OSARA is proud to report that Yanet Medina, masters of science student at the Omora Park-University of Magallanes, has won second place in the national competition to select the nation’s best theses and dissertations in the area of tourism. The $1,000 award was given to Ms. Medina by the regional secretary of the Chilean Tourism Ministry and recognizes her work in the Cape Horn Biosphere Reserve to consolidate “tourism with a hand lens” via her thesis entitled: “Miniature Forest Garden of Cape Horn: Tourism with a Hand Lens as a Tool for Conservation, Education and Scientific Tourism in the Chilean Sub-Antarctic Ecoregion”.
The University of North Texas and the Omora Sub-Antarctic Research Alliance have received a $150,000 grant from the National Science Foundation (NSF) to conduct international research experiences for US students in the Chilean sub-antarctic region. The grant is also supported by the Institute of Ecology and Biodiversity’s Long-Term Socio-Ecological Research Network, which includes sites at the Omora Ethnobotanical Park (Cape Horn), Senda Darwin Biological Station (Chiloé) and Fray Jorge Experimental Site (Coquimbo). The Chilean LTSER Network extends across a latitudinal gradient from the subantarctic archipelago to the temperate rainforests and the arid desert regions of Chile and provides a platform for students to not only visit diverse ecosystems, but also interact with Chilean and Argentine mentors, learn how to combine social and ecological studies to create biocultural conservation and research, and study together with students from Chile and Latin America.
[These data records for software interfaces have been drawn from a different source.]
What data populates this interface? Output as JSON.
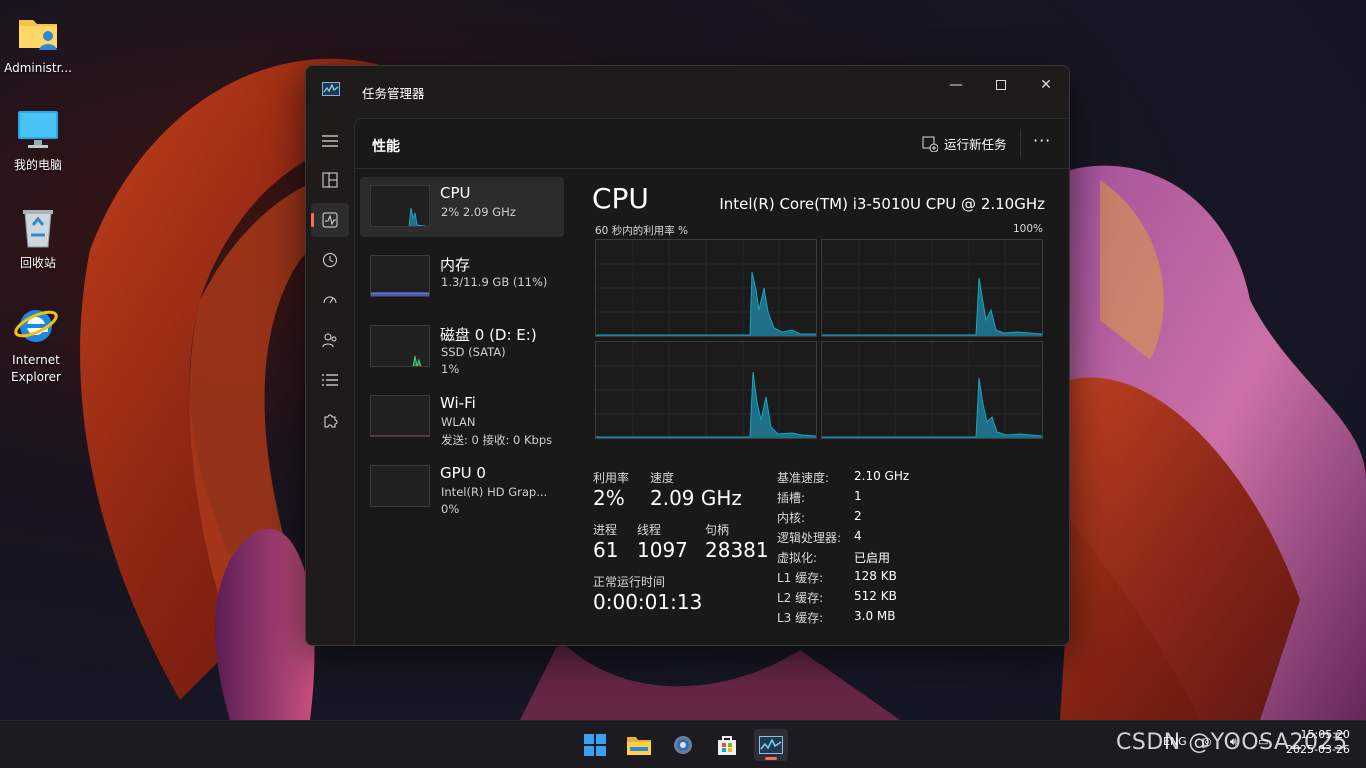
{
  "desktop": {
    "icons": [
      {
        "label": "Administr..."
      },
      {
        "label": "我的电脑"
      },
      {
        "label": "回收站"
      },
      {
        "label": "Internet Explorer"
      }
    ]
  },
  "window": {
    "title": "任务管理器",
    "section_title": "性能",
    "run_new_task": "运行新任务",
    "more": "···"
  },
  "resources": [
    {
      "name": "CPU",
      "line1": "2% 2.09 GHz",
      "line2": ""
    },
    {
      "name": "内存",
      "line1": "1.3/11.9 GB (11%)",
      "line2": ""
    },
    {
      "name": "磁盘 0 (D: E:)",
      "line1": "SSD (SATA)",
      "line2": "1%"
    },
    {
      "name": "Wi-Fi",
      "line1": "WLAN",
      "line2": "发送: 0 接收: 0 Kbps"
    },
    {
      "name": "GPU 0",
      "line1": "Intel(R) HD Grap...",
      "line2": "0%"
    }
  ],
  "cpu": {
    "title": "CPU",
    "model": "Intel(R) Core(TM) i3-5010U CPU @ 2.10GHz",
    "util_label": "60 秒内的利用率 %",
    "util_max": "100%",
    "stats": {
      "util_label": "利用率",
      "util_value": "2%",
      "speed_label": "速度",
      "speed_value": "2.09 GHz",
      "proc_label": "进程",
      "proc_value": "61",
      "thread_label": "线程",
      "thread_value": "1097",
      "handle_label": "句柄",
      "handle_value": "28381",
      "uptime_label": "正常运行时间",
      "uptime_value": "0:00:01:13"
    },
    "specs": [
      {
        "k": "基准速度:",
        "v": "2.10 GHz"
      },
      {
        "k": "插槽:",
        "v": "1"
      },
      {
        "k": "内核:",
        "v": "2"
      },
      {
        "k": "逻辑处理器:",
        "v": "4"
      },
      {
        "k": "虚拟化:",
        "v": "已启用"
      },
      {
        "k": "L1 缓存:",
        "v": "128 KB"
      },
      {
        "k": "L2 缓存:",
        "v": "512 KB"
      },
      {
        "k": "L3 缓存:",
        "v": "3.0 MB"
      }
    ]
  },
  "taskbar": {
    "lang": "ENG",
    "time": "15:05:20",
    "date": "2025-03-26"
  },
  "watermark": "CSDN @YOOSA2025",
  "colors": {
    "accent": "#ff6a5a",
    "graph_line": "#17a3c4",
    "graph_fill": "#1f6f86"
  }
}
For more information, go to the project website.
From El Pinguino, 13 Mayo 2009
The Puerto Williams Naval Supermarket joined efforts in April to celebrate “Earth Month”, putting into practice an initiative to convert to the use of returnable bottles to reduce the contamination in the Cape Horn Biosphere Reserve. This decision can seem basic, but in reality it requires a great amount of coordination. From Puerto Williams, these returned bottles must be carried by ship to the closest bottling company in Punta Arenas. About half of the population of Cape Horn County is employed by the navy, and these actions will significantly support efforts to reduce the world-wide ecological catastrophy of plastic. Amazingly it takes a two liter plastic bottle hundreds of years to disappear.
The motivation for this effort is the fruit of educational campaigns conducted in the Cape Horn Biosphere Reserve since 2000 by the Omora Ethnobotanical Park, the University of Magallanes and the Institute of Ecology and Biodiversity, where the local navy district has enthusiastically collaborated throughout. It bears mentioning that this program is also part of a broader initiative to convert plastic bags in the town to reusable, cloth bags.
With such measures as this, the Chilean Navy demonstrates its committment to social responsability and the bettering of life for all living beings in the extreme tip of the Americas.